[[ GIVEN DATA, beginning ]]

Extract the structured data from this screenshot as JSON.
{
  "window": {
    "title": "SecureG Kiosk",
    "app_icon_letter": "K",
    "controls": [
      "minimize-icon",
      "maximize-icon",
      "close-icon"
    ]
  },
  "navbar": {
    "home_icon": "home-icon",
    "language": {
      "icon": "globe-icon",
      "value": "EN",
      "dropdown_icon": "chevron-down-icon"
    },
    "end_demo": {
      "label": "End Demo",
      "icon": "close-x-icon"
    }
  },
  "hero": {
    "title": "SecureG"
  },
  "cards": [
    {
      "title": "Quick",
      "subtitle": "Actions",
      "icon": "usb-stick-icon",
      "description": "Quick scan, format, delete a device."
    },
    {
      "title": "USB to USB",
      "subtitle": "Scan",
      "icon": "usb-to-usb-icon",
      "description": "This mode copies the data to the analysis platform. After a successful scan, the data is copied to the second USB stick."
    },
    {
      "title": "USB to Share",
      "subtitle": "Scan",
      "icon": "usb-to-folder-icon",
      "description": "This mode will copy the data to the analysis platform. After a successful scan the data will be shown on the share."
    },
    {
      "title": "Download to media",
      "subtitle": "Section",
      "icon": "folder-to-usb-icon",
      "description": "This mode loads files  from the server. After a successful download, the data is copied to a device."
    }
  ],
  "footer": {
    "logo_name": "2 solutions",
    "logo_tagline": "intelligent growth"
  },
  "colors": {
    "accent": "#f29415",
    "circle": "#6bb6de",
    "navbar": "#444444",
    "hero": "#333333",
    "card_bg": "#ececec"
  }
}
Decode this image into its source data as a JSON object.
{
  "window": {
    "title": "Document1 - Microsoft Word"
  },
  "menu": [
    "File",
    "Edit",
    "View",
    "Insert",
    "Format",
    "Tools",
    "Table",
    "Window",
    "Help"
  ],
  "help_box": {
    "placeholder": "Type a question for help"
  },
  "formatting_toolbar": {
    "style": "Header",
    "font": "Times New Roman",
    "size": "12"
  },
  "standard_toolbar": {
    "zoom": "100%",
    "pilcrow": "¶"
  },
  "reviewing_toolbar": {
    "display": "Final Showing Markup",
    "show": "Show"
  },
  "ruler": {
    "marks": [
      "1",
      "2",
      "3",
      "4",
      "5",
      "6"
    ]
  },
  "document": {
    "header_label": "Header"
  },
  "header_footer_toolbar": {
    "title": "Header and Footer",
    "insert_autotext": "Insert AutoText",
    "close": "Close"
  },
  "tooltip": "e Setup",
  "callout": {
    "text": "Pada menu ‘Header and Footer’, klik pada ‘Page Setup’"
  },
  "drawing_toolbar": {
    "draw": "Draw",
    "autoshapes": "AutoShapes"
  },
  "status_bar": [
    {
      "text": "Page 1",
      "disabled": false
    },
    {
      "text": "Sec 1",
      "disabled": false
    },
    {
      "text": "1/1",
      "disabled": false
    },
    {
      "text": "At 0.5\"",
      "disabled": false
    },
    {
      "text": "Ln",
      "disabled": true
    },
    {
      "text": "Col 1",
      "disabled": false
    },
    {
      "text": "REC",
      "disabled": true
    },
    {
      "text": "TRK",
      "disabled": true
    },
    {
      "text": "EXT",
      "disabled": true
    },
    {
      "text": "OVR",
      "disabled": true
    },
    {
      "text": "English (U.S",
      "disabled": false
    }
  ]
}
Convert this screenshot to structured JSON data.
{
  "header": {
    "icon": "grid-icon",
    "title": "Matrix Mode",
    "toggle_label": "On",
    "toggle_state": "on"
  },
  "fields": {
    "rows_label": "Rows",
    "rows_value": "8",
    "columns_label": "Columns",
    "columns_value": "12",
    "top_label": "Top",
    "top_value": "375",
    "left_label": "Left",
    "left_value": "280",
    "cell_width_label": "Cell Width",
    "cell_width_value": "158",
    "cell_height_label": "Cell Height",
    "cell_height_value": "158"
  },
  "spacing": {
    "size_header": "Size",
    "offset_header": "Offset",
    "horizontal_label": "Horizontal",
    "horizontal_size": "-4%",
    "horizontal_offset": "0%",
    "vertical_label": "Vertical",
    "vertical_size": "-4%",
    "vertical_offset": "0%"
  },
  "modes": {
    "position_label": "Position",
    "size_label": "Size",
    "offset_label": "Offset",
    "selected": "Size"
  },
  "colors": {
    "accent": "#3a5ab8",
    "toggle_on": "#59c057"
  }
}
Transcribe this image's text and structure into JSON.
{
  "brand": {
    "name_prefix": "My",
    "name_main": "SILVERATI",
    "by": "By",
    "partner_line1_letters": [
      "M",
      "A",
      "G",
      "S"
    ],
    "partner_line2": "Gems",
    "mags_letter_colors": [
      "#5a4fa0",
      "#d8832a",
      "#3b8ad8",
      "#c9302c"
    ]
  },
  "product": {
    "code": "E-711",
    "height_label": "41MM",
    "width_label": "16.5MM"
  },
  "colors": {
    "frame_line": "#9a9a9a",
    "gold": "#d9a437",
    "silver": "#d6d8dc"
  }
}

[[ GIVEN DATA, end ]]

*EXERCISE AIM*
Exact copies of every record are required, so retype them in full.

*EXERCISE ANSWER*
Extract the structured data from this screenshot as JSON.
{
  "window": {
    "title": "SecureG Kiosk",
    "app_icon_letter": "K",
    "controls": [
      "minimize-icon",
      "maximize-icon",
      "close-icon"
    ]
  },
  "navbar": {
    "home_icon": "home-icon",
    "language": {
      "icon": "globe-icon",
      "value": "EN",
      "dropdown_icon": "chevron-down-icon"
    },
    "end_demo": {
      "label": "End Demo",
      "icon": "close-x-icon"
    }
  },
  "hero": {
    "title": "SecureG"
  },
  "cards": [
    {
      "title": "Quick",
      "subtitle": "Actions",
      "icon": "usb-stick-icon",
      "description": "Quick scan, format, delete a device."
    },
    {
      "title": "USB to USB",
      "subtitle": "Scan",
      "icon": "usb-to-usb-icon",
      "description": "This mode copies the data to the analysis platform. After a successful scan, the data is copied to the second USB stick."
    },
    {
      "title": "USB to Share",
      "subtitle": "Scan",
      "icon": "usb-to-folder-icon",
      "description": "This mode will copy the data to the analysis platform. After a successful scan the data will be shown on the share."
    },
    {
      "title": "Download to media",
      "subtitle": "Section",
      "icon": "folder-to-usb-icon",
      "description": "This mode loads files  from the server. After a successful download, the data is copied to a device."
    }
  ],
  "footer": {
    "logo_name": "2 solutions",
    "logo_tagline": "intelligent growth"
  },
  "colors": {
    "accent": "#f29415",
    "circle": "#6bb6de",
    "navbar": "#444444",
    "hero": "#333333",
    "card_bg": "#ececec"
  }
}
Decode this image into its source data as a JSON object.
{
  "window": {
    "title": "Document1 - Microsoft Word"
  },
  "menu": [
    "File",
    "Edit",
    "View",
    "Insert",
    "Format",
    "Tools",
    "Table",
    "Window",
    "Help"
  ],
  "help_box": {
    "placeholder": "Type a question for help"
  },
  "formatting_toolbar": {
    "style": "Header",
    "font": "Times New Roman",
    "size": "12"
  },
  "standard_toolbar": {
    "zoom": "100%",
    "pilcrow": "¶"
  },
  "reviewing_toolbar": {
    "display": "Final Showing Markup",
    "show": "Show"
  },
  "ruler": {
    "marks": [
      "1",
      "2",
      "3",
      "4",
      "5",
      "6"
    ]
  },
  "document": {
    "header_label": "Header"
  },
  "header_footer_toolbar": {
    "title": "Header and Footer",
    "insert_autotext": "Insert AutoText",
    "close": "Close"
  },
  "tooltip": "e Setup",
  "callout": {
    "text": "Pada menu ‘Header and Footer’, klik pada ‘Page Setup’"
  },
  "drawing_toolbar": {
    "draw": "Draw",
    "autoshapes": "AutoShapes"
  },
  "status_bar": [
    {
      "text": "Page 1",
      "disabled": false
    },
    {
      "text": "Sec 1",
      "disabled": false
    },
    {
      "text": "1/1",
      "disabled": false
    },
    {
      "text": "At 0.5\"",
      "disabled": false
    },
    {
      "text": "Ln",
      "disabled": true
    },
    {
      "text": "Col 1",
      "disabled": false
    },
    {
      "text": "REC",
      "disabled": true
    },
    {
      "text": "TRK",
      "disabled": true
    },
    {
      "text": "EXT",
      "disabled": true
    },
    {
      "text": "OVR",
      "disabled": true
    },
    {
      "text": "English (U.S",
      "disabled": false
    }
  ]
}
Convert this screenshot to structured JSON data.
{
  "header": {
    "icon": "grid-icon",
    "title": "Matrix Mode",
    "toggle_label": "On",
    "toggle_state": "on"
  },
  "fields": {
    "rows_label": "Rows",
    "rows_value": "8",
    "columns_label": "Columns",
    "columns_value": "12",
    "top_label": "Top",
    "top_value": "375",
    "left_label": "Left",
    "left_value": "280",
    "cell_width_label": "Cell Width",
    "cell_width_value": "158",
    "cell_height_label": "Cell Height",
    "cell_height_value": "158"
  },
  "spacing": {
    "size_header": "Size",
    "offset_header": "Offset",
    "horizontal_label": "Horizontal",
    "horizontal_size": "-4%",
    "horizontal_offset": "0%",
    "vertical_label": "Vertical",
    "vertical_size": "-4%",
    "vertical_offset": "0%"
  },
  "modes": {
    "position_label": "Position",
    "size_label": "Size",
    "offset_label": "Offset",
    "selected": "Size"
  },
  "colors": {
    "accent": "#3a5ab8",
    "toggle_on": "#59c057"
  }
}
Transcribe this image's text and structure into JSON.
{
  "brand": {
    "name_prefix": "My",
    "name_main": "SILVERATI",
    "by": "By",
    "partner_line1_letters": [
      "M",
      "A",
      "G",
      "S"
    ],
    "partner_line2": "Gems",
    "mags_letter_colors": [
      "#5a4fa0",
      "#d8832a",
      "#3b8ad8",
      "#c9302c"
    ]
  },
  "product": {
    "code": "E-711",
    "height_label": "41MM",
    "width_label": "16.5MM"
  },
  "colors": {
    "frame_line": "#9a9a9a",
    "gold": "#d9a437",
    "silver": "#d6d8dc"
  }
}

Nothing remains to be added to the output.